There are hundreds of tools to choose from to make project management, data visualization, internal communications, and other important functions effective, but choosing the right ones can be difficult and implementing them effectively can be even harder.
BizOps can play a role in helping departments identify the right tools for their particular objectives and supporting the implementation of this software to aid with automation of recurring tasks or to build connections between systems used by other departments. Particularly with the rise of no-code infrastructure like Zapier, Bubble, Integromat, and more, custom apps and automations can help alleviate pain points felt by under-resourced teams. Business Operations can be at the center of those efforts.
Chiefs of Staff may also be involved in some of these tool procurement processes, usually related to products used by the whole organization (e.g. OKR management, People Ops software, communication tools, and more). They are typically less hands-on in the implementation of these tools between teams.
Building operating systems for scale

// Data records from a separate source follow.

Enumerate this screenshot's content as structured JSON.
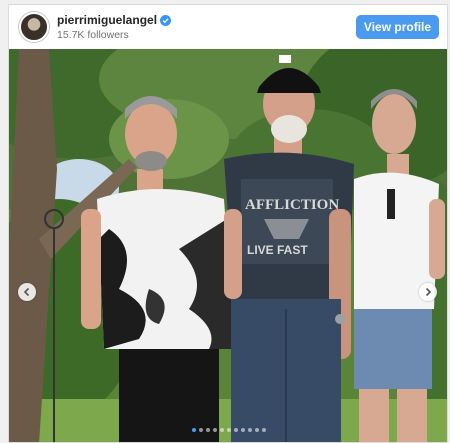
{
  "profile": {
    "username": "pierrimiguelangel",
    "followers": "15.7K followers",
    "view_profile_label": "View profile",
    "verified_color": "#3897f0"
  },
  "post": {
    "shirt_center_text": "AFFLICTION",
    "shirt_bottom_text": "LIVE FAST",
    "carousel": {
      "count": 11,
      "active_index": 0
    }
  },
  "icons": {
    "prev": "chevron-left-icon",
    "next": "chevron-right-icon",
    "verified": "verified-badge-icon"
  },
  "colors": {
    "button": "#4a9af0",
    "username": "#262626",
    "meta": "#737373"
  }
}
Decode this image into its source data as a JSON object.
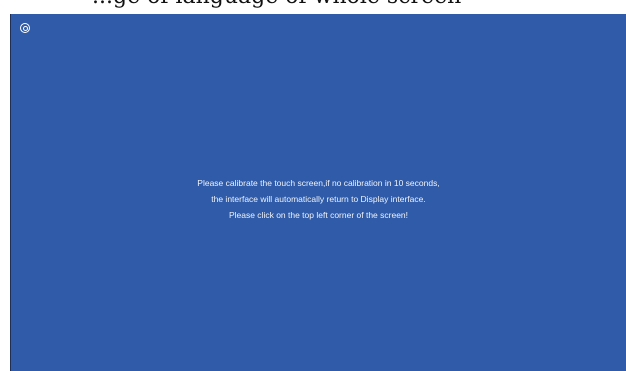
{
  "header_caption": "...ge of language of whole screen",
  "screen": {
    "corner_icon": "target-crosshair-icon",
    "background_color": "#2f5ba8",
    "message_lines": [
      "Please calibrate the touch screen,if no calibration in 10 seconds,",
      "the interface will automatically return to Display interface.",
      "Please click on the top left corner of the screen!"
    ]
  }
}
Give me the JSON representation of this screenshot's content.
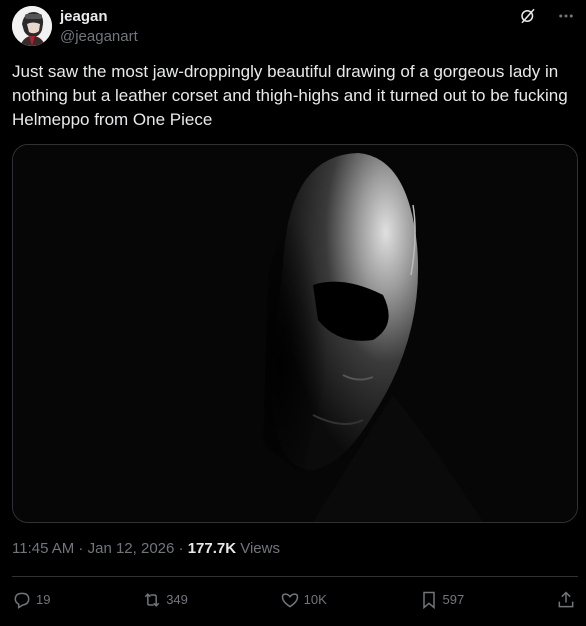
{
  "author": {
    "display_name": "jeagan",
    "handle": "@jeaganart"
  },
  "tweet": {
    "text": "Just saw the most jaw-droppingly beautiful drawing of a gorgeous lady in nothing but a leather corset and thigh-highs and it turned out to be fucking Helmeppo from One Piece"
  },
  "meta": {
    "time": "11:45 AM",
    "separator1": " · ",
    "date": "Jan 12, 2026",
    "separator2": " · ",
    "views_count": "177.7K",
    "views_label": " Views"
  },
  "actions": {
    "replies": "19",
    "reposts": "349",
    "likes": "10K",
    "bookmarks": "597"
  },
  "icons": {
    "grok": "grok-icon",
    "more": "more-icon",
    "reply": "reply-icon",
    "repost": "repost-icon",
    "like": "like-icon",
    "bookmark": "bookmark-icon",
    "share": "share-icon"
  }
}
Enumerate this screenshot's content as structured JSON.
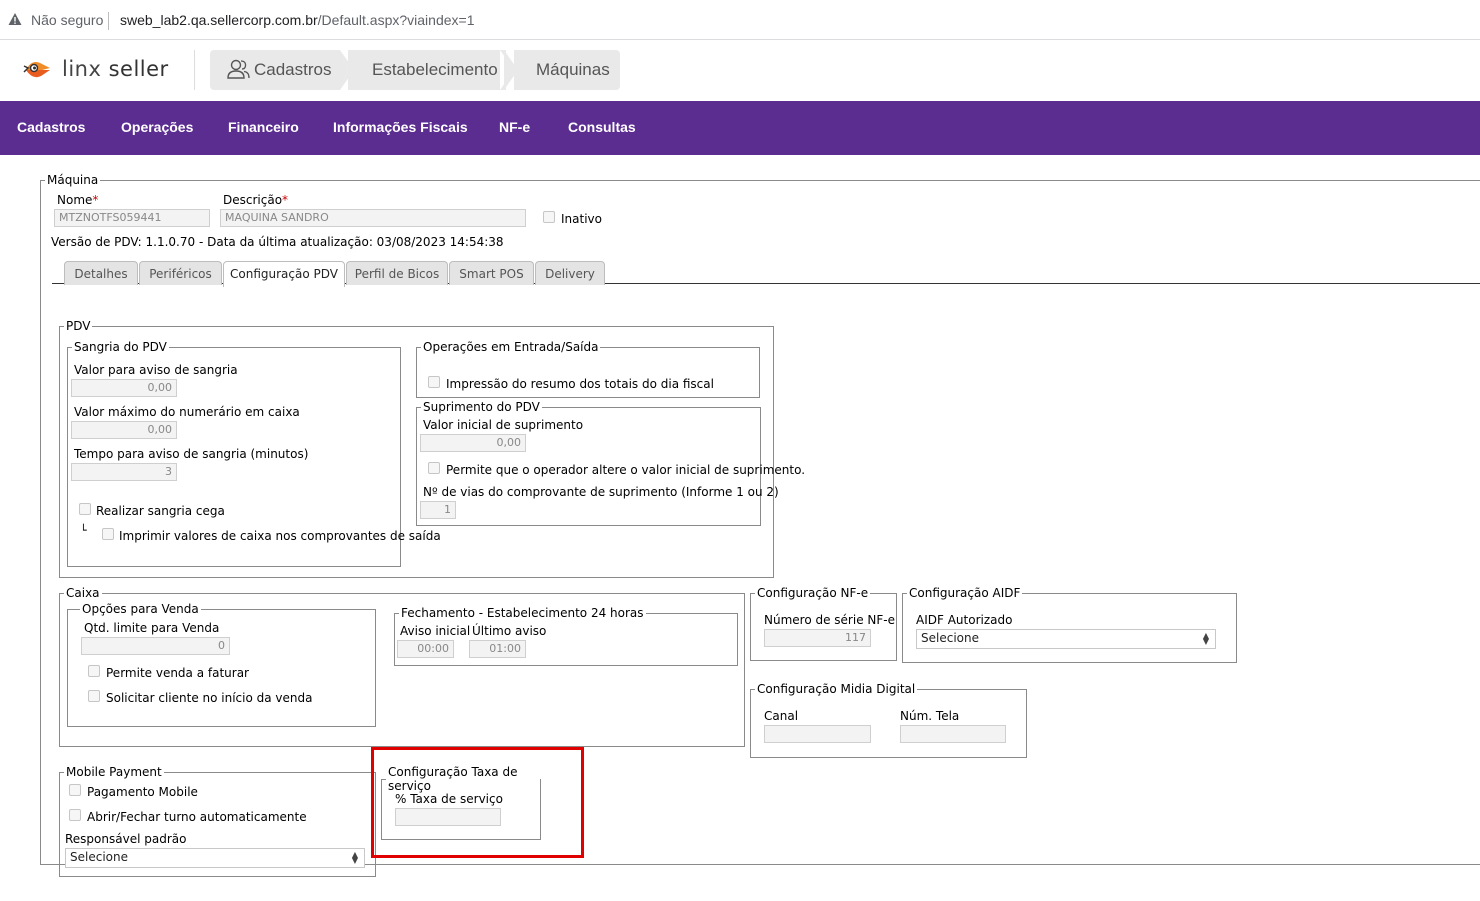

A Chief of Staff is also commonly responsible for building (and maintaining) the operational systems that help define the company’s working behavior, communication, and culture. Examples may include SLT meetings, cross-department alignment meetings, team-wide all hands, along with various frameworks, systems, or processes the organization might use to establish a consistent rhythm in how they conduct their business. A great example of this function put into practice is Kevin Fishner’s playbook on the first 10 systems that have helped HashiCorp scale.
There is some overlap here with work that an effective BizOps team can be responsible for, but this is usually more core to Chiefs of Staff.
A Chief of Staff can sometimes assume responsibilities as a stand-in for teams that require additional management or support. For example, a Chief of Staff may take over the People Ops functions, particularly recruiting, at smaller organizations. While it’s typically a mistake if this continues for too long, the CEO’s trust in the CoS can help them execute on this work effectively. It is uncommon to see a BizOps Manager take on these roles directly, but occasionally BizOps may be responsible for incubating new functions. In these instances, BizOps would set the goals and roadmap, build the processes, and hire the initial team before rolling it out into the organization as a standalone department.
The differences between Business Operations and Chief of Staff day-to-day responsibilities are often subtle. The tradeoffs between organizational focus and a focus on their Principal’s success set the foundation for how operators in both positions think about their key objectives and success metrics. In all cases though both positions play an important part in asking difficult questions, pushing teams to make faster decisions (with data), and solving difficult cross-functional projects key to the company’s overall success.
In Part 2 we will dive further into the various reporting structures, career paths, & key benefits of Business Operations and Chiefs of Staff.